## Task instructions
Write the listing out again exactly as it stands, with no images.

## Source data
>>>>>
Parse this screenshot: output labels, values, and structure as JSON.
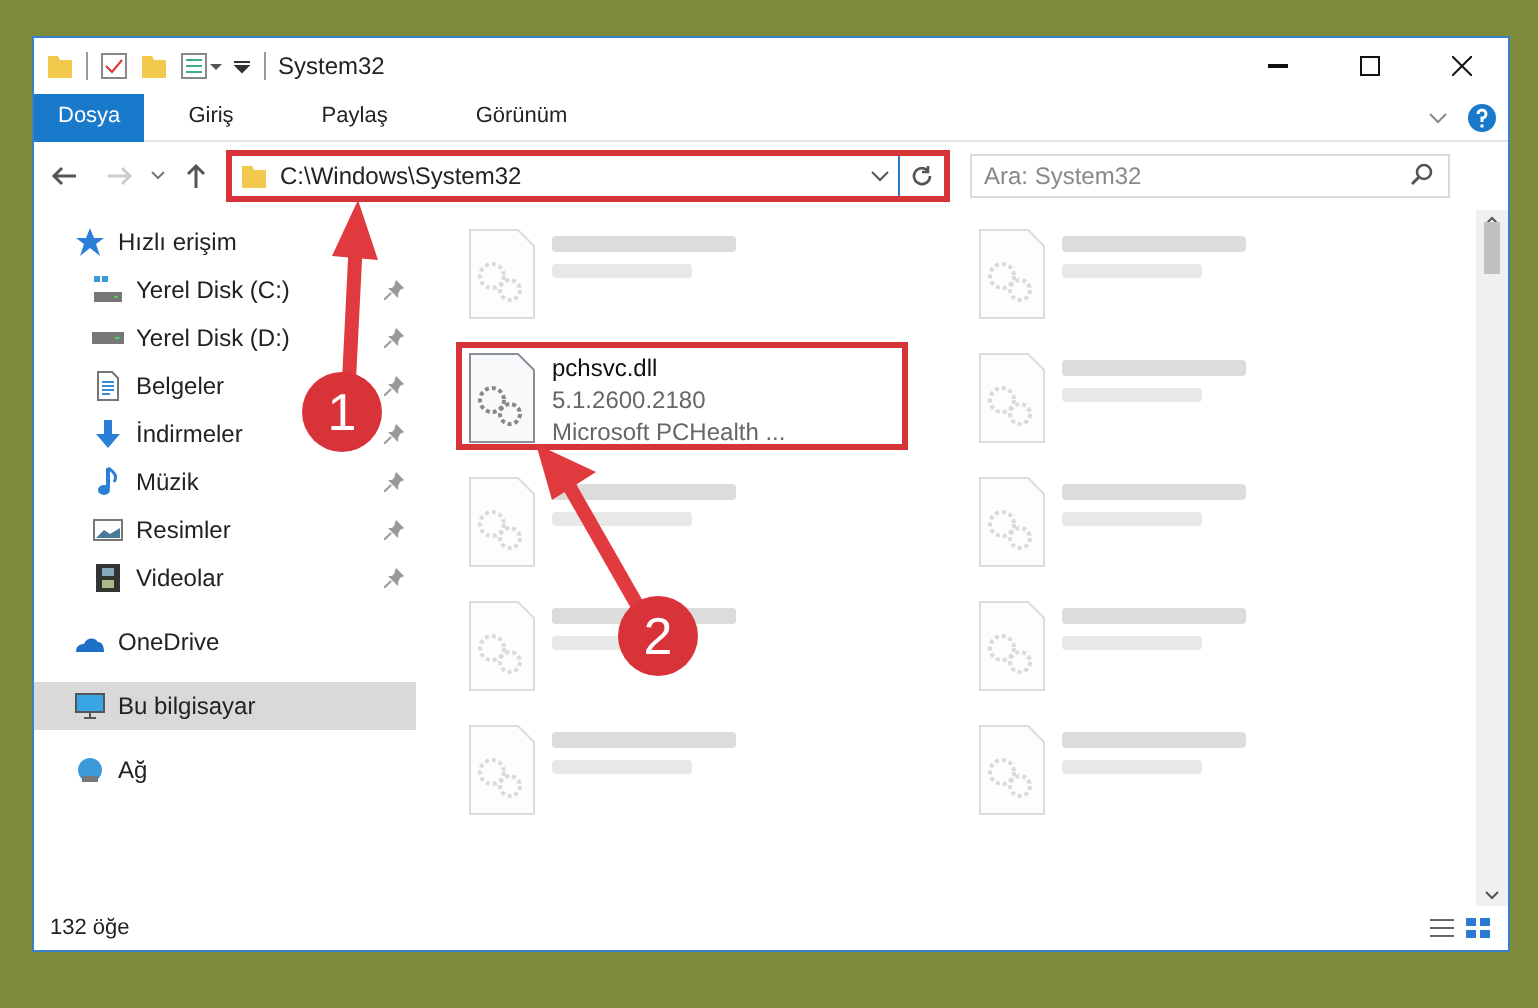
{
  "window": {
    "title": "System32"
  },
  "ribbon_tabs": [
    {
      "label": "Dosya",
      "selected": true
    },
    {
      "label": "Giriş",
      "selected": false
    },
    {
      "label": "Paylaş",
      "selected": false
    },
    {
      "label": "Görünüm",
      "selected": false
    }
  ],
  "address": {
    "path": "C:\\Windows\\System32",
    "highlighted": true
  },
  "search": {
    "placeholder": "Ara: System32"
  },
  "sidebar": {
    "items": [
      {
        "label": "Hızlı erişim",
        "kind": "star",
        "selected": false,
        "children": [
          {
            "label": "Yerel Disk (C:)",
            "kind": "system-drive",
            "pinned": true,
            "selected": false
          },
          {
            "label": "Yerel Disk (D:)",
            "kind": "drive",
            "pinned": true,
            "selected": false
          },
          {
            "label": "Belgeler",
            "kind": "document",
            "pinned": true,
            "selected": false
          },
          {
            "label": "İndirmeler",
            "kind": "download",
            "pinned": true,
            "selected": false
          },
          {
            "label": "Müzik",
            "kind": "music",
            "pinned": true,
            "selected": false
          },
          {
            "label": "Resimler",
            "kind": "picture",
            "pinned": true,
            "selected": false
          },
          {
            "label": "Videolar",
            "kind": "video",
            "pinned": true,
            "selected": false
          }
        ]
      },
      {
        "label": "OneDrive",
        "kind": "cloud",
        "selected": false
      },
      {
        "label": "Bu bilgisayar",
        "kind": "computer",
        "selected": true
      },
      {
        "label": "Ağ",
        "kind": "network",
        "selected": false
      }
    ]
  },
  "files": [
    {
      "kind": "blurred"
    },
    {
      "kind": "blurred"
    },
    {
      "kind": "file",
      "name": "pchsvc.dll",
      "lines": [
        "5.1.2600.2180",
        "Microsoft PCHealth ..."
      ],
      "highlighted": true
    },
    {
      "kind": "blurred"
    },
    {
      "kind": "blurred"
    },
    {
      "kind": "blurred"
    },
    {
      "kind": "blurred"
    },
    {
      "kind": "blurred"
    },
    {
      "kind": "blurred"
    },
    {
      "kind": "blurred"
    }
  ],
  "annotations": [
    {
      "label": "1"
    },
    {
      "label": "2"
    }
  ],
  "status_bar": {
    "count": "132 öğe"
  }
}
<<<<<
## Response area
Parse this screenshot: output labels, values, and structure as JSON.
{
  "window": {
    "title": "System32"
  },
  "ribbon_tabs": [
    {
      "label": "Dosya",
      "selected": true
    },
    {
      "label": "Giriş",
      "selected": false
    },
    {
      "label": "Paylaş",
      "selected": false
    },
    {
      "label": "Görünüm",
      "selected": false
    }
  ],
  "address": {
    "path": "C:\\Windows\\System32",
    "highlighted": true
  },
  "search": {
    "placeholder": "Ara: System32"
  },
  "sidebar": {
    "items": [
      {
        "label": "Hızlı erişim",
        "kind": "star",
        "selected": false,
        "children": [
          {
            "label": "Yerel Disk (C:)",
            "kind": "system-drive",
            "pinned": true,
            "selected": false
          },
          {
            "label": "Yerel Disk (D:)",
            "kind": "drive",
            "pinned": true,
            "selected": false
          },
          {
            "label": "Belgeler",
            "kind": "document",
            "pinned": true,
            "selected": false
          },
          {
            "label": "İndirmeler",
            "kind": "download",
            "pinned": true,
            "selected": false
          },
          {
            "label": "Müzik",
            "kind": "music",
            "pinned": true,
            "selected": false
          },
          {
            "label": "Resimler",
            "kind": "picture",
            "pinned": true,
            "selected": false
          },
          {
            "label": "Videolar",
            "kind": "video",
            "pinned": true,
            "selected": false
          }
        ]
      },
      {
        "label": "OneDrive",
        "kind": "cloud",
        "selected": false
      },
      {
        "label": "Bu bilgisayar",
        "kind": "computer",
        "selected": true
      },
      {
        "label": "Ağ",
        "kind": "network",
        "selected": false
      }
    ]
  },
  "files": [
    {
      "kind": "blurred"
    },
    {
      "kind": "blurred"
    },
    {
      "kind": "file",
      "name": "pchsvc.dll",
      "lines": [
        "5.1.2600.2180",
        "Microsoft PCHealth ..."
      ],
      "highlighted": true
    },
    {
      "kind": "blurred"
    },
    {
      "kind": "blurred"
    },
    {
      "kind": "blurred"
    },
    {
      "kind": "blurred"
    },
    {
      "kind": "blurred"
    },
    {
      "kind": "blurred"
    },
    {
      "kind": "blurred"
    }
  ],
  "annotations": [
    {
      "label": "1"
    },
    {
      "label": "2"
    }
  ],
  "status_bar": {
    "count": "132 öğe"
  }
}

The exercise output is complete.